The love affairs of Mirabeau form a well-known history, owing to the celebrity of the letters to Sophie.
From the celebrity of this cemetery as an object of pilgrimage its name became extensively known, and in entire forgetfulness of the origin of the word, catacumbae came to be regarded as a generic appellation for all burial-places of the same kind.
His first novel, after being twice recast, appeared as The Celebrity, in 1898.
The publication of the Mecanique celeste gained him world-wide celebrity, and his name appeared on the lists of the principal scientific associations of Europe, including the Royal Society.
It is written for two choirs, the one of five and the other of four voices, and has obtained a celebrity which, if not entirely factitious, is certainly not due to its intrinsic merits alone.
Among the members of this celebrated body was one to whom it has owed the greater part of its celebrity, yet who was regarded with little respect by his brethren, and had not without difficulty obtained a seat among them.
It at once made its author a literary and even social celebrity, - the lion of a London season.
She'd roamed the ground floor before adopting the library as her favorite room and settling in front of a deadened hearth with a stack of celebrity magazines.
A celebrity, in addition.
He rose to great celebrity as an architect, and designed many graceful and richly sculptured buildings in Venice, Rome and even in France; he used classical forms with great taste and skill, and with much of the freedom of the older medieval architects, and was specially remarkable for his rich and delicate sculptured decorations.

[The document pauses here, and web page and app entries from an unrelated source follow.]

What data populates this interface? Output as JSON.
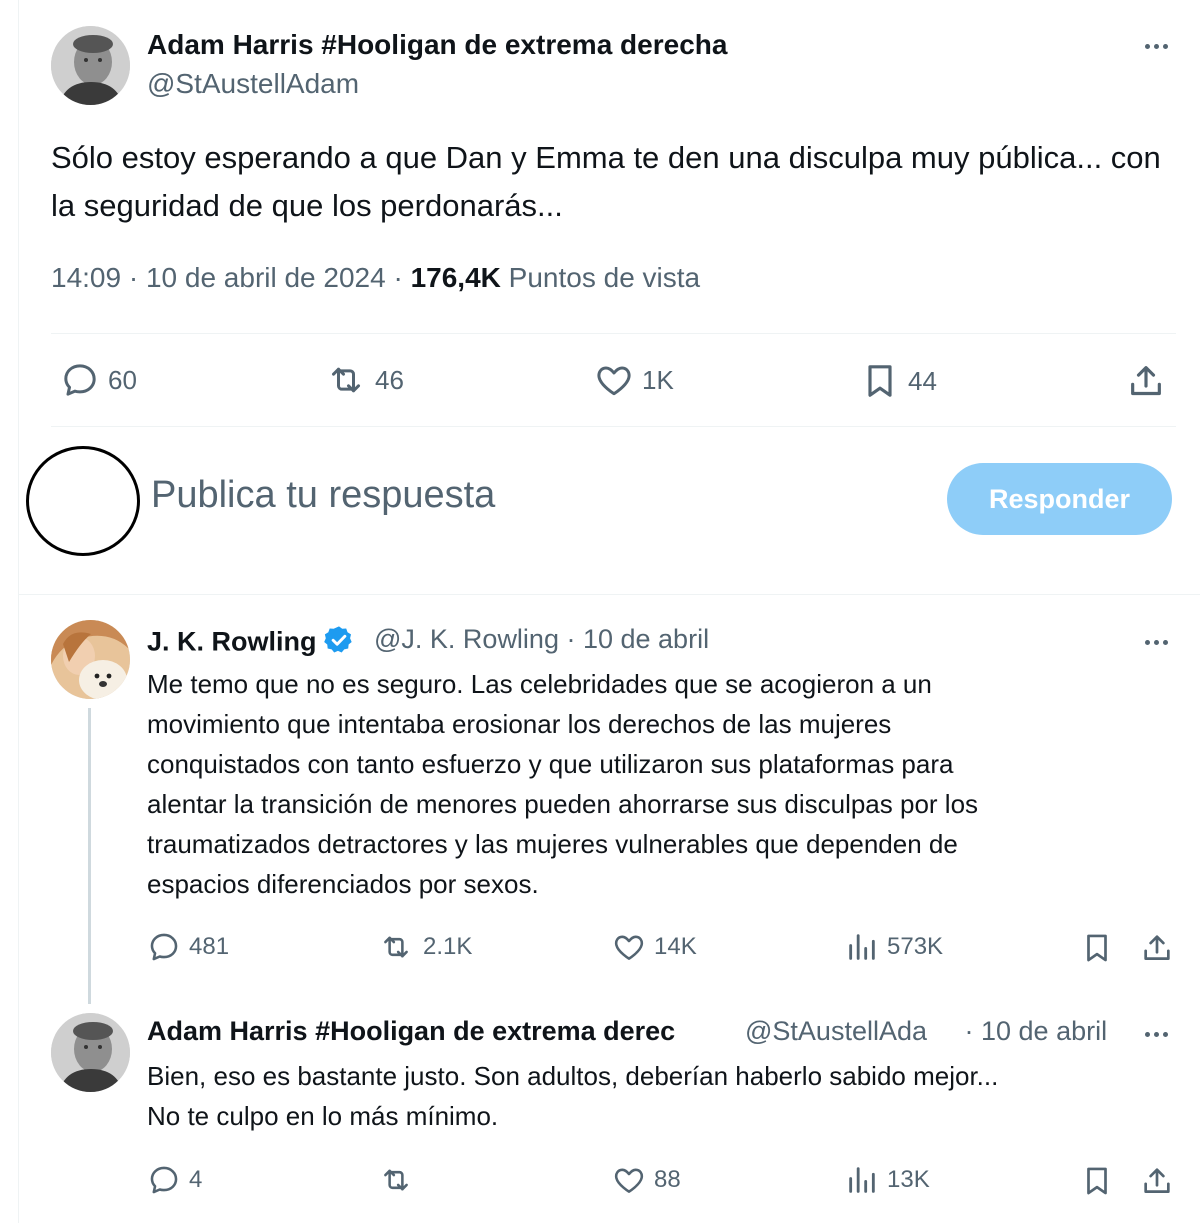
{
  "main_tweet": {
    "author_name": "Adam Harris #Hooligan de extrema derecha",
    "author_handle": "@StAustellAdam",
    "text": "Sólo estoy esperando a que Dan y Emma te den una disculpa muy pública... con la seguridad de que los perdonarás...",
    "time": "14:09 · 10 de abril de 2024 · ",
    "views_count": "176,4K",
    "views_label": " Puntos de vista",
    "actions": {
      "replies": "60",
      "retweets": "46",
      "likes": "1K",
      "bookmarks": "44"
    }
  },
  "compose": {
    "placeholder": "Publica tu respuesta",
    "button": "Responder"
  },
  "replies": [
    {
      "author_name": "J. K. Rowling",
      "author_handle": "@J. K. Rowling",
      "date": "· 10 de abril",
      "verified": true,
      "lines": [
        "Me temo que no es seguro. Las celebridades que se acogieron a un",
        "movimiento que intentaba erosionar los derechos de las mujeres",
        "conquistados con tanto esfuerzo y que utilizaron sus plataformas para",
        "alentar la transición de menores pueden ahorrarse sus disculpas por los",
        "traumatizados detractores y las mujeres vulnerables que dependen de",
        "espacios diferenciados por sexos."
      ],
      "actions": {
        "replies": "481",
        "retweets": "2.1K",
        "likes": "14K",
        "views": "573K"
      }
    },
    {
      "author_name": "Adam Harris #Hooligan de extrema derec",
      "author_handle": "@StAustellAda",
      "date": "· 10 de abril",
      "lines": [
        "Bien, eso es bastante justo. Son adultos, deberían haberlo sabido mejor...",
        "No te culpo en lo más mínimo."
      ],
      "actions": {
        "replies": "4",
        "retweets": "",
        "likes": "88",
        "views": "13K"
      }
    }
  ],
  "colors": {
    "text": "#0f1419",
    "secondary": "#536471",
    "accent_button": "#8ecdf8",
    "verified": "#1d9bf0"
  },
  "icons": [
    "more-icon",
    "reply-icon",
    "retweet-icon",
    "like-icon",
    "bookmark-icon",
    "share-icon",
    "views-icon",
    "verified-icon"
  ]
}
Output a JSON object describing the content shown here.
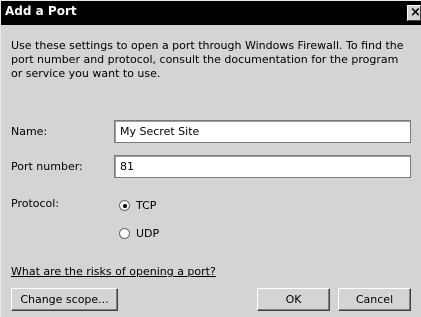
{
  "dialog": {
    "title": "Add a Port",
    "close_glyph": "✕",
    "description": "Use these settings to open a port through Windows Firewall. To find the port number and protocol, consult the documentation for the program or service you want to use."
  },
  "form": {
    "name_label": "Name:",
    "name_value": "My Secret Site",
    "port_label": "Port number:",
    "port_value": "81",
    "protocol_label": "Protocol:",
    "protocol_options": [
      {
        "label": "TCP",
        "selected": true
      },
      {
        "label": "UDP",
        "selected": false
      }
    ]
  },
  "link_text": "What are the risks of opening a port?",
  "buttons": {
    "change_scope": "Change scope...",
    "ok": "OK",
    "cancel": "Cancel"
  }
}
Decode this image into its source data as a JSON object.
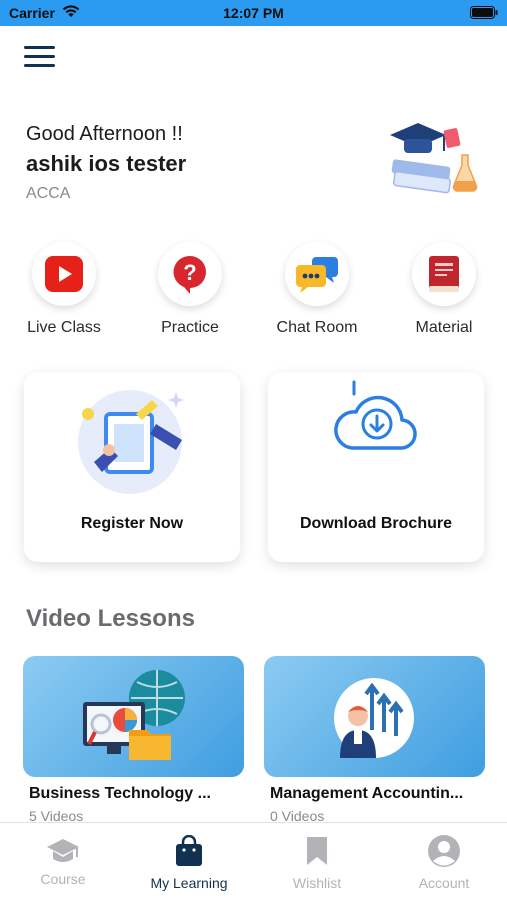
{
  "status_bar": {
    "carrier": "Carrier",
    "time": "12:07 PM"
  },
  "header": {
    "greeting": "Good Afternoon !!",
    "user_name": "ashik ios tester",
    "program": "ACCA"
  },
  "quick_actions": [
    {
      "label": "Live Class",
      "icon": "youtube-play-icon"
    },
    {
      "label": "Practice",
      "icon": "question-bubble-icon"
    },
    {
      "label": "Chat Room",
      "icon": "chat-bubbles-icon"
    },
    {
      "label": "Material",
      "icon": "book-icon"
    }
  ],
  "cards": {
    "register": "Register Now",
    "brochure": "Download Brochure"
  },
  "video_lessons": {
    "title": "Video Lessons",
    "items": [
      {
        "title": "Business Technology ...",
        "count": "5 Videos"
      },
      {
        "title": "Management Accountin...",
        "count": "0 Videos"
      }
    ]
  },
  "tab_bar": {
    "items": [
      {
        "label": "Course",
        "icon": "graduation-cap-icon",
        "active": false
      },
      {
        "label": "My Learning",
        "icon": "shopping-bag-icon",
        "active": true
      },
      {
        "label": "Wishlist",
        "icon": "bookmark-icon",
        "active": false
      },
      {
        "label": "Account",
        "icon": "account-circle-icon",
        "active": false
      }
    ]
  },
  "colors": {
    "status_bar": "#2a9bf0",
    "primary_navy": "#12304f",
    "inactive_tab": "#b3b3b7",
    "youtube_red": "#e62117",
    "thumbnail_blue": "#3f9ee0"
  }
}
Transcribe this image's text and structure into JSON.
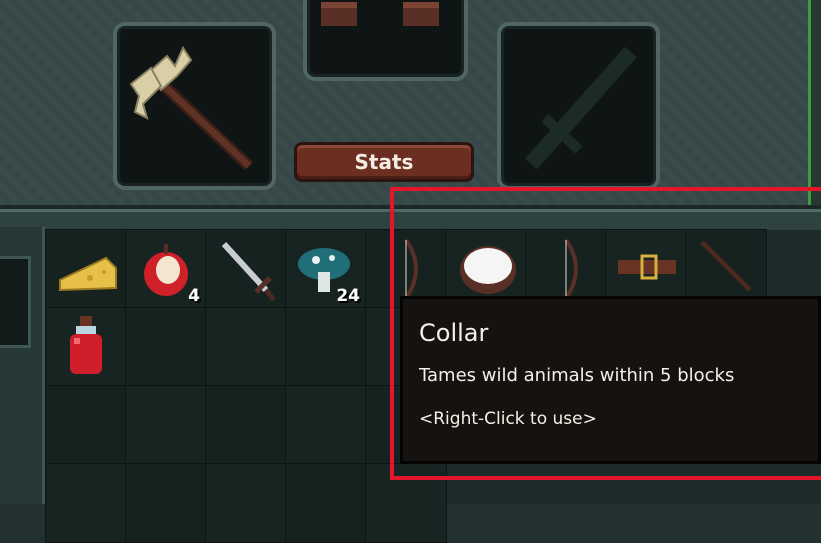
{
  "equipment": {
    "stats_label": "Stats",
    "weapon_icon": "axe-icon",
    "armor_icon": "boots-icon",
    "offhand_icon": "sword-silhouette-icon"
  },
  "inventory": {
    "slots": [
      {
        "icon": "cheese-icon",
        "count": ""
      },
      {
        "icon": "apple-icon",
        "count": "4"
      },
      {
        "icon": "sword-icon",
        "count": ""
      },
      {
        "icon": "mushroom-icon",
        "count": "24"
      },
      {
        "icon": "bow-icon",
        "count": ""
      },
      {
        "icon": "coconut-icon",
        "count": ""
      },
      {
        "icon": "bow-icon",
        "count": ""
      },
      {
        "icon": "collar-icon",
        "count": ""
      },
      {
        "icon": "staff-icon",
        "count": ""
      },
      {
        "icon": "potion-icon",
        "count": ""
      }
    ]
  },
  "tooltip": {
    "title": "Collar",
    "description": "Tames wild animals within 5 blocks",
    "hint": "<Right-Click to use>"
  },
  "colors": {
    "highlight": "#e3162b",
    "button": "#6b2f22"
  }
}
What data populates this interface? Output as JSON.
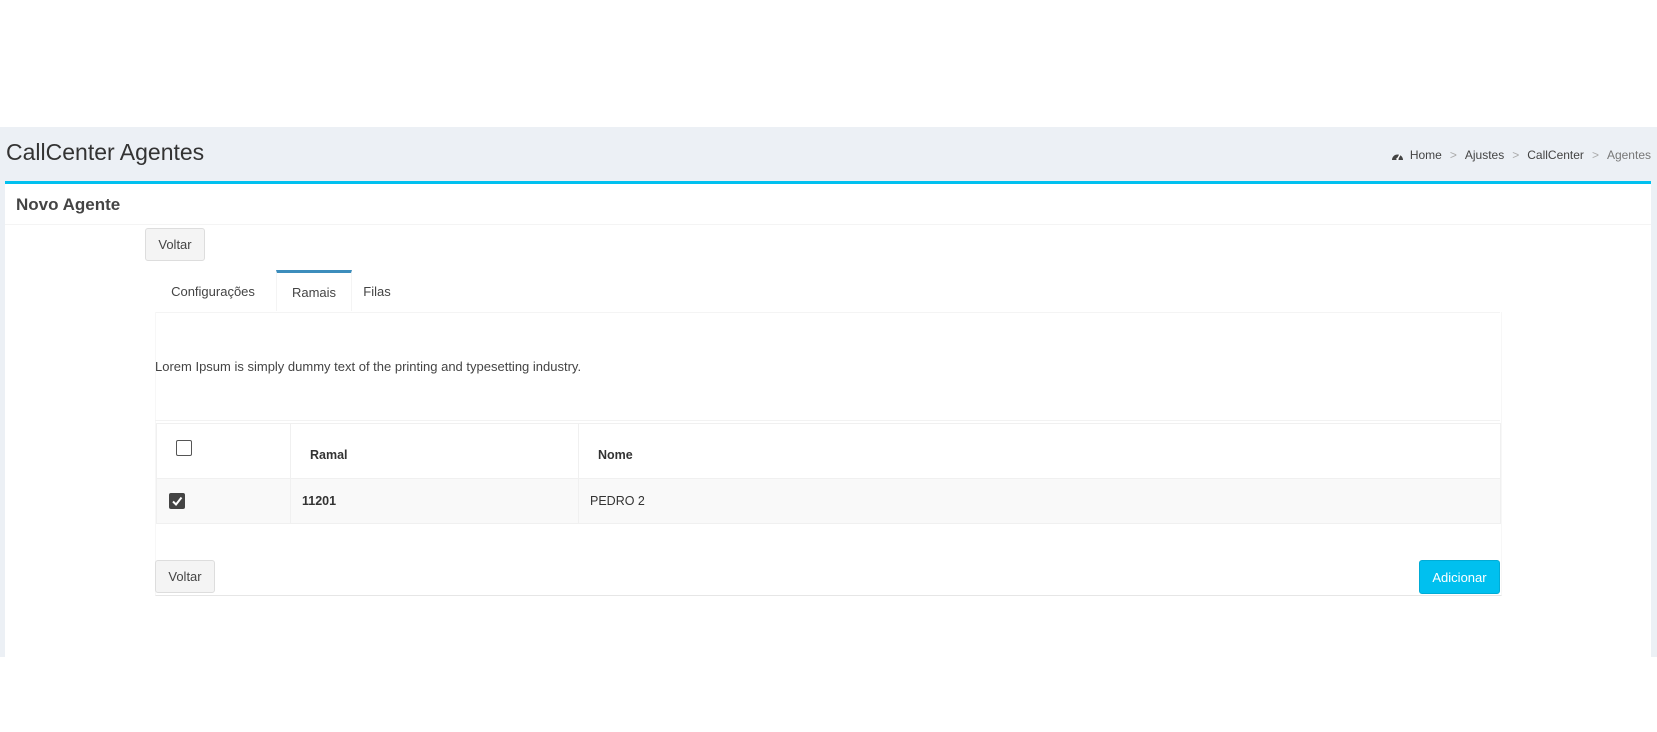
{
  "header": {
    "title": "CallCenter Agentes",
    "breadcrumb": {
      "home_icon": "dashboard-gauge-icon",
      "home": "Home",
      "separator": ">",
      "ajustes": "Ajustes",
      "callcenter": "CallCenter",
      "current": "Agentes"
    }
  },
  "box": {
    "title": "Novo Agente",
    "accent_color": "#00c0ef"
  },
  "buttons": {
    "voltar_top": "Voltar",
    "voltar_bottom": "Voltar",
    "adicionar": "Adicionar"
  },
  "tabs": [
    {
      "label": "Configurações",
      "active": false
    },
    {
      "label": "Ramais",
      "active": true
    },
    {
      "label": "Filas",
      "active": false
    }
  ],
  "description": "Lorem Ipsum is simply dummy text of the printing and typesetting industry.",
  "table": {
    "headers": {
      "ramal": "Ramal",
      "nome": "Nome"
    },
    "select_all_checked": false,
    "rows": [
      {
        "checked": true,
        "ramal": "11201",
        "nome": "PEDRO 2"
      }
    ]
  }
}
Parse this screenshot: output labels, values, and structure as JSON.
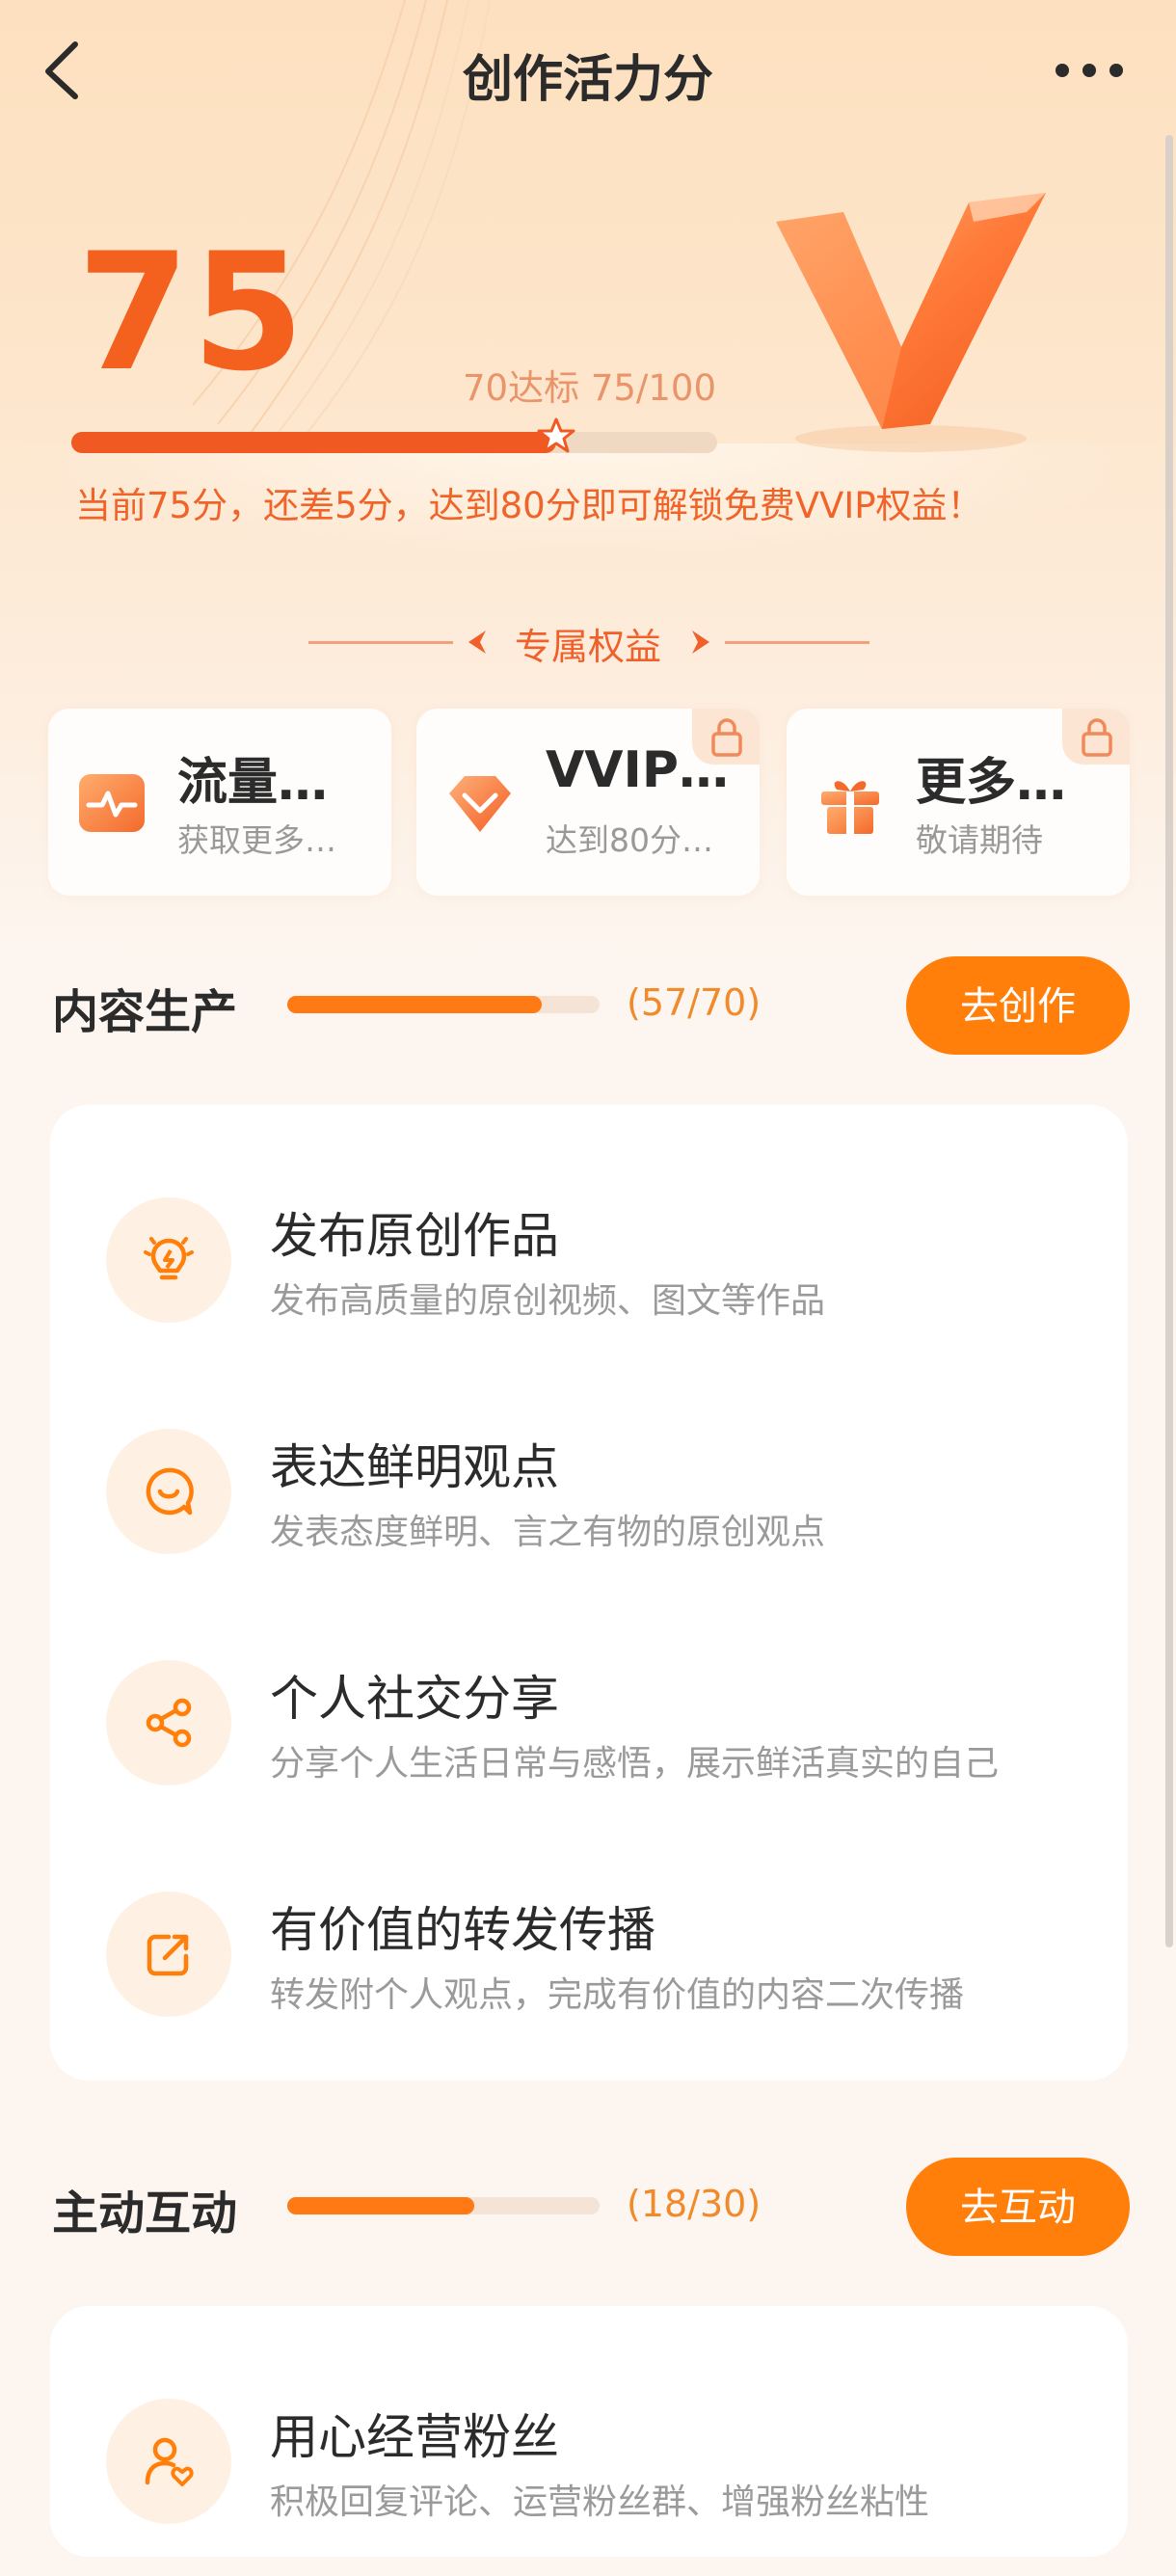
{
  "header": {
    "title": "创作活力分",
    "back_icon": "back-chevron-icon",
    "more_icon": "more-dots-icon"
  },
  "score": {
    "value": "75",
    "target_text": "70达标 75/100",
    "progress_fraction": 0.75,
    "hint": "当前75分，还差5分，达到80分即可解锁免费VVIP权益！"
  },
  "benefits": {
    "section_title": "专属权益",
    "items": [
      {
        "title": "流量…",
        "subtitle": "获取更多…",
        "icon": "pulse-icon",
        "locked": false
      },
      {
        "title": "VVIP…",
        "subtitle": "达到80分…",
        "icon": "diamond-icon",
        "locked": true
      },
      {
        "title": "更多…",
        "subtitle": "敬请期待",
        "icon": "gift-icon",
        "locked": true
      }
    ]
  },
  "sections": [
    {
      "title": "内容生产",
      "count": "(57/70)",
      "progress_fraction": 0.814,
      "button": "去创作",
      "tasks": [
        {
          "title": "发布原创作品",
          "subtitle": "发布高质量的原创视频、图文等作品",
          "icon": "lightbulb-icon"
        },
        {
          "title": "表达鲜明观点",
          "subtitle": "发表态度鲜明、言之有物的原创观点",
          "icon": "smile-chat-icon"
        },
        {
          "title": "个人社交分享",
          "subtitle": "分享个人生活日常与感悟，展示鲜活真实的自己",
          "icon": "share-icon"
        },
        {
          "title": "有价值的转发传播",
          "subtitle": "转发附个人观点，完成有价值的内容二次传播",
          "icon": "forward-icon"
        }
      ]
    },
    {
      "title": "主动互动",
      "count": "(18/30)",
      "progress_fraction": 0.6,
      "button": "去互动",
      "tasks": [
        {
          "title": "用心经营粉丝",
          "subtitle": "积极回复评论、运营粉丝群、增强粉丝粘性",
          "icon": "user-heart-icon"
        }
      ]
    }
  ],
  "colors": {
    "accent": "#ff7f0a",
    "score": "#f4601e",
    "background": "#fdf6f0"
  }
}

The Bethmann Museum owes its celebrity principally to Dannecker's " Ariadne," but it also possesses the original plaster model of Thorwaldsen's " Entrance of Alexander the Great into Babylon."
Owing its real origin, as a distinct foundation of reformed Benedictines, in the year 1098, to Stephen Harding (a native of Dorsetshire, educated in the monastery of Sherborne), and deriving its name from Citeaux (Cistercium), a desolate and almost inaccessible forest solitude, on the borders of Champagne and Burgundy, the rapid growth and wide celebrity of the order are undoubtedly to be attributed to the enthusiastic piety of St Bernard, abbot of the first of the monastic colonies, subsequently sent forth in such quick succession by the first Cistercian houses, the far-famed abbey of Clairvaux (de Clara Valle), A.D.
The vicomte was a nice-looking young man with soft features and polished manners, who evidently considered himself a celebrity but out of politeness modestly placed himself at the disposal of the circle in which he found himself.
The great oracles, however, were of Panhellenic celebrity and did not serve each a particular state, and so in this direction also the risk of an independent priestly power within the state was avoided.'